### TASK STATEMENT
Please output all of the entries exactly and omit any images they hold.
RECORDS FOR PROCESSING: Begin
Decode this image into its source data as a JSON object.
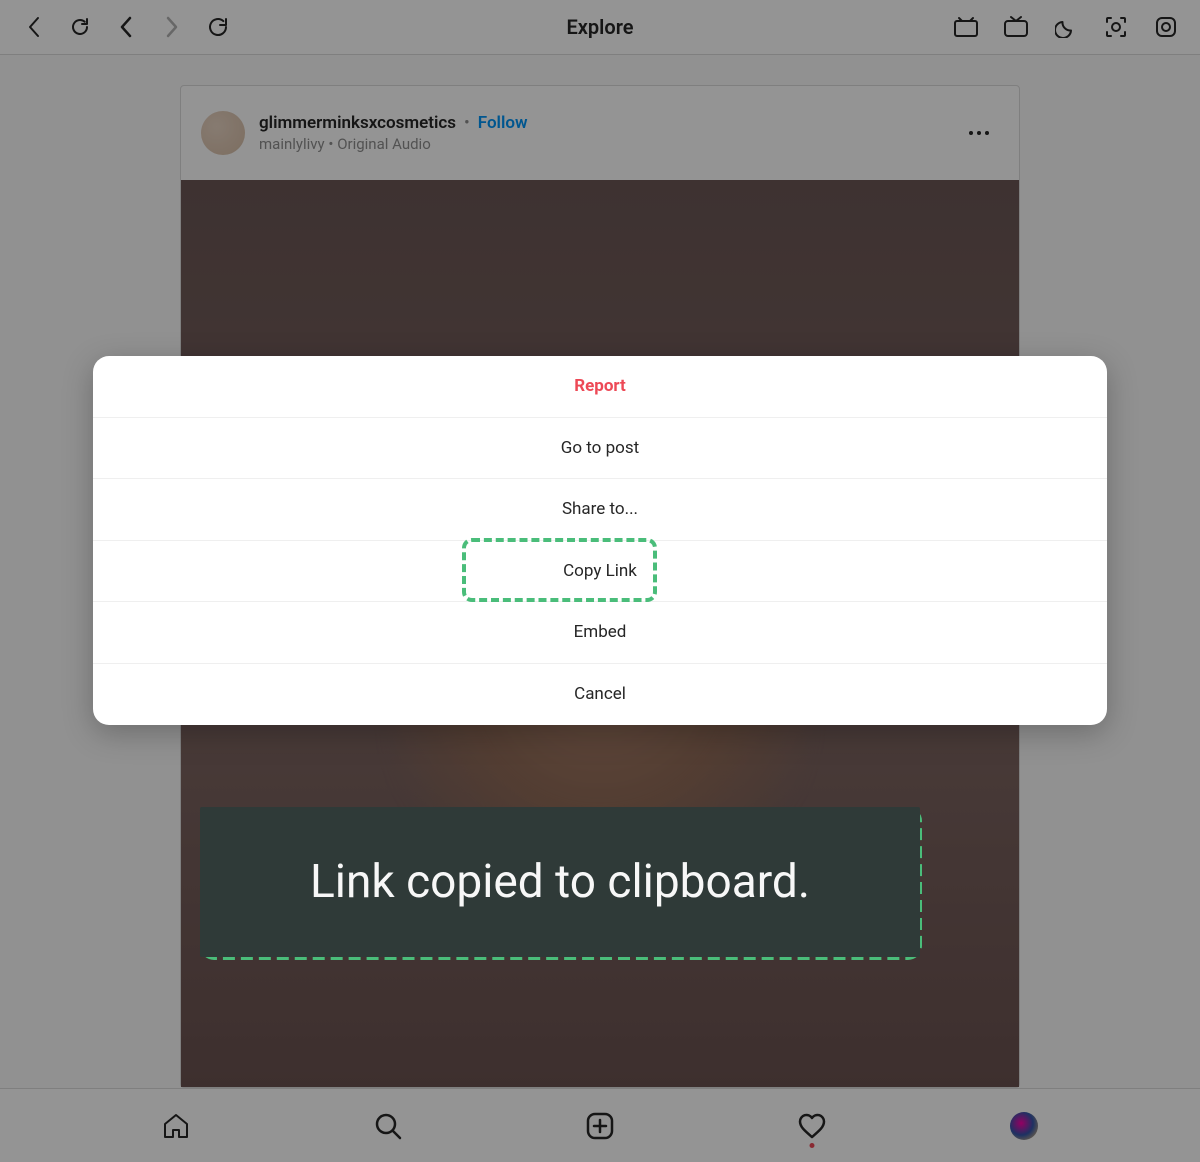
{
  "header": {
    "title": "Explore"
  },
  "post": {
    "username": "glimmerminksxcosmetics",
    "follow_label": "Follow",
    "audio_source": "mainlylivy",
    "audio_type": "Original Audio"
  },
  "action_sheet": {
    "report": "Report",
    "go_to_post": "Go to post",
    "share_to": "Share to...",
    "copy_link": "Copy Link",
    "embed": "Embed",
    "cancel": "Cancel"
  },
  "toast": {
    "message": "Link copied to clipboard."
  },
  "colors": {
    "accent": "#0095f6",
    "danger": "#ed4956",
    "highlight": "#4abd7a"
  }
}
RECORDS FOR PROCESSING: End
### ANSWER
Decode this image into its source data as a JSON object.
{
  "header": {
    "title": "Explore"
  },
  "post": {
    "username": "glimmerminksxcosmetics",
    "follow_label": "Follow",
    "audio_source": "mainlylivy",
    "audio_type": "Original Audio"
  },
  "action_sheet": {
    "report": "Report",
    "go_to_post": "Go to post",
    "share_to": "Share to...",
    "copy_link": "Copy Link",
    "embed": "Embed",
    "cancel": "Cancel"
  },
  "toast": {
    "message": "Link copied to clipboard."
  },
  "colors": {
    "accent": "#0095f6",
    "danger": "#ed4956",
    "highlight": "#4abd7a"
  }
}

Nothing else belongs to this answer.